Activity: When the data below is printed, every line must match exactly and the images must be absent.

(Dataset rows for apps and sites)
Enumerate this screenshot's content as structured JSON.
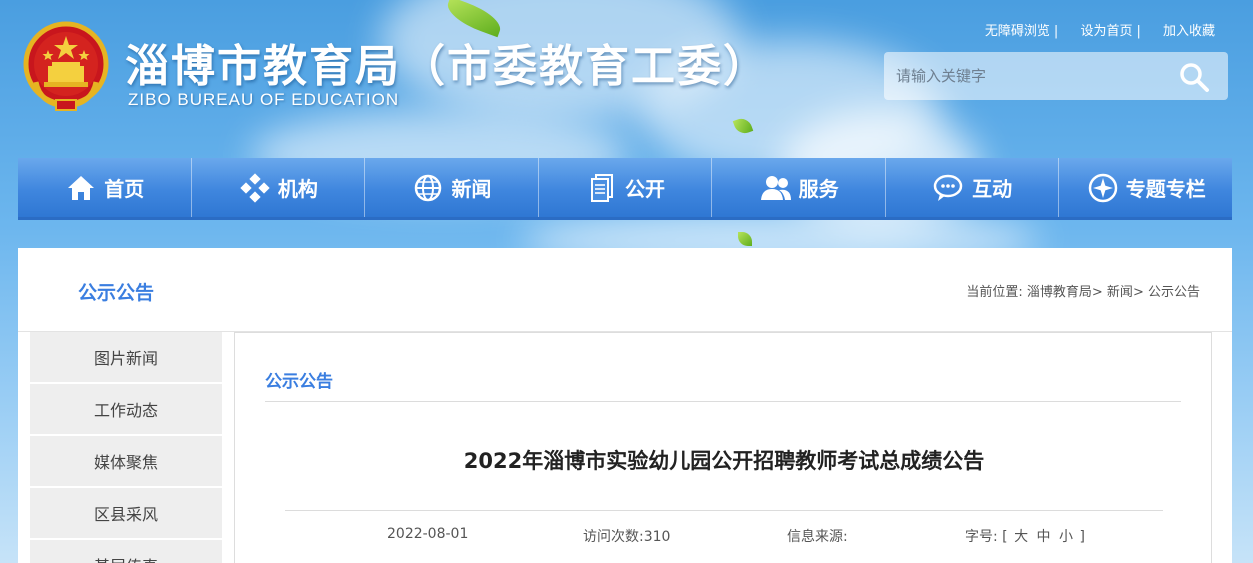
{
  "site": {
    "title": "淄博市教育局（市委教育工委）",
    "subtitle": "ZIBO BUREAU OF EDUCATION"
  },
  "toplinks": [
    "无障碍浏览",
    "设为首页",
    "加入收藏"
  ],
  "search": {
    "placeholder": "请输入关键字"
  },
  "nav": [
    {
      "label": "首页",
      "icon": "home-icon"
    },
    {
      "label": "机构",
      "icon": "organization-icon"
    },
    {
      "label": "新闻",
      "icon": "globe-icon"
    },
    {
      "label": "公开",
      "icon": "document-stack-icon"
    },
    {
      "label": "服务",
      "icon": "users-icon"
    },
    {
      "label": "互动",
      "icon": "chat-icon"
    },
    {
      "label": "专题专栏",
      "icon": "compass-icon"
    }
  ],
  "panel": {
    "title": "公示公告"
  },
  "breadcrumb": {
    "prefix": "当前位置:",
    "items": [
      "淄博教育局",
      "新闻",
      "公示公告"
    ],
    "separator": ">"
  },
  "sidebar": [
    "图片新闻",
    "工作动态",
    "媒体聚焦",
    "区县采风",
    "基层传真"
  ],
  "content": {
    "section_title": "公示公告",
    "article_title": "2022年淄博市实验幼儿园公开招聘教师考试总成绩公告",
    "meta": {
      "date": "2022-08-01",
      "visits": "访问次数:310",
      "source": "信息来源:",
      "font_label": "字号:",
      "font_open": "[",
      "font_large": "大",
      "font_medium": "中",
      "font_small": "小",
      "font_close": "]"
    }
  },
  "colors": {
    "accent": "#3a7ee0",
    "nav": "#3f86de"
  }
}
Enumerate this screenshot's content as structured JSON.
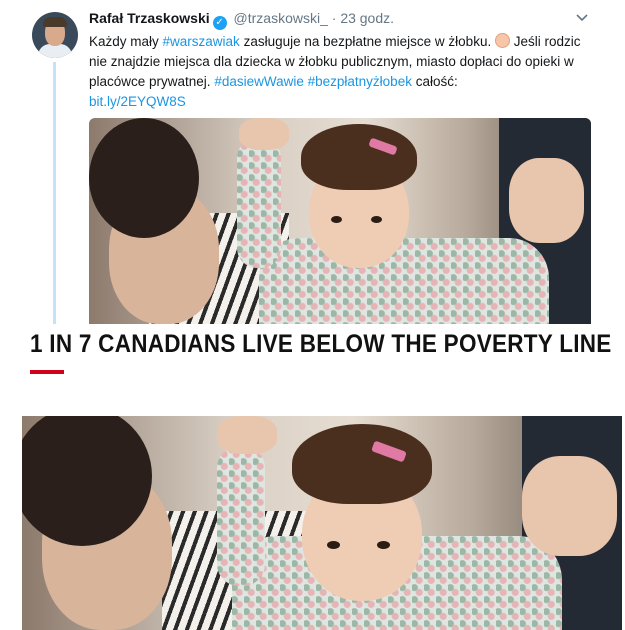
{
  "tweet": {
    "author_name": "Rafał Trzaskowski",
    "handle": "@trzaskowski_",
    "separator": "·",
    "time": "23 godz.",
    "verified_glyph": "✓",
    "text_part1": "Każdy mały ",
    "hashtag1": "#warszawiak",
    "text_part2": " zasługuje na bezpłatne miejsce w żłobku. ",
    "text_part3": " Jeśli rodzic nie znajdzie miejsca dla dziecka w żłobku publicznym, miasto dopłaci do opieki w placówce prywatnej. ",
    "hashtag2": "#dasiewWawie",
    "hashtag3": "#bezpłatnyżłobek",
    "text_part4": " całość:",
    "link": "bit.ly/2EYQW8S",
    "icons": {
      "verified": "verified-badge-icon",
      "menu": "chevron-down-icon",
      "emoji": "baby-emoji-icon"
    },
    "colors": {
      "hashtag": "#1b95e0",
      "verified": "#1da1f2",
      "thread_line": "#c4e3f5"
    }
  },
  "article": {
    "headline": "1 IN 7 CANADIANS LIVE BELOW THE POVERTY LINE",
    "accent_color": "#d0021b"
  }
}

Solution to the problem:
Enumerate this screenshot's content as structured JSON.
{
  "site": {
    "title": "淄博市教育局（市委教育工委）",
    "subtitle": "ZIBO BUREAU OF EDUCATION"
  },
  "toplinks": [
    "无障碍浏览",
    "设为首页",
    "加入收藏"
  ],
  "search": {
    "placeholder": "请输入关键字"
  },
  "nav": [
    {
      "label": "首页",
      "icon": "home-icon"
    },
    {
      "label": "机构",
      "icon": "organization-icon"
    },
    {
      "label": "新闻",
      "icon": "globe-icon"
    },
    {
      "label": "公开",
      "icon": "document-stack-icon"
    },
    {
      "label": "服务",
      "icon": "users-icon"
    },
    {
      "label": "互动",
      "icon": "chat-icon"
    },
    {
      "label": "专题专栏",
      "icon": "compass-icon"
    }
  ],
  "panel": {
    "title": "公示公告"
  },
  "breadcrumb": {
    "prefix": "当前位置:",
    "items": [
      "淄博教育局",
      "新闻",
      "公示公告"
    ],
    "separator": ">"
  },
  "sidebar": [
    "图片新闻",
    "工作动态",
    "媒体聚焦",
    "区县采风",
    "基层传真"
  ],
  "content": {
    "section_title": "公示公告",
    "article_title": "2022年淄博市实验幼儿园公开招聘教师考试总成绩公告",
    "meta": {
      "date": "2022-08-01",
      "visits": "访问次数:310",
      "source": "信息来源:",
      "font_label": "字号:",
      "font_open": "[",
      "font_large": "大",
      "font_medium": "中",
      "font_small": "小",
      "font_close": "]"
    }
  },
  "colors": {
    "accent": "#3a7ee0",
    "nav": "#3f86de"
  }
}
Enumerate this screenshot's content as structured JSON.
{
  "tweet": {
    "author_name": "Rafał Trzaskowski",
    "handle": "@trzaskowski_",
    "separator": "·",
    "time": "23 godz.",
    "verified_glyph": "✓",
    "text_part1": "Każdy mały ",
    "hashtag1": "#warszawiak",
    "text_part2": " zasługuje na bezpłatne miejsce w żłobku. ",
    "text_part3": " Jeśli rodzic nie znajdzie miejsca dla dziecka w żłobku publicznym, miasto dopłaci do opieki w placówce prywatnej. ",
    "hashtag2": "#dasiewWawie",
    "hashtag3": "#bezpłatnyżłobek",
    "text_part4": " całość:",
    "link": "bit.ly/2EYQW8S",
    "icons": {
      "verified": "verified-badge-icon",
      "menu": "chevron-down-icon",
      "emoji": "baby-emoji-icon"
    },
    "colors": {
      "hashtag": "#1b95e0",
      "verified": "#1da1f2",
      "thread_line": "#c4e3f5"
    }
  },
  "article": {
    "headline": "1 IN 7 CANADIANS LIVE BELOW THE POVERTY LINE",
    "accent_color": "#d0021b"
  }
}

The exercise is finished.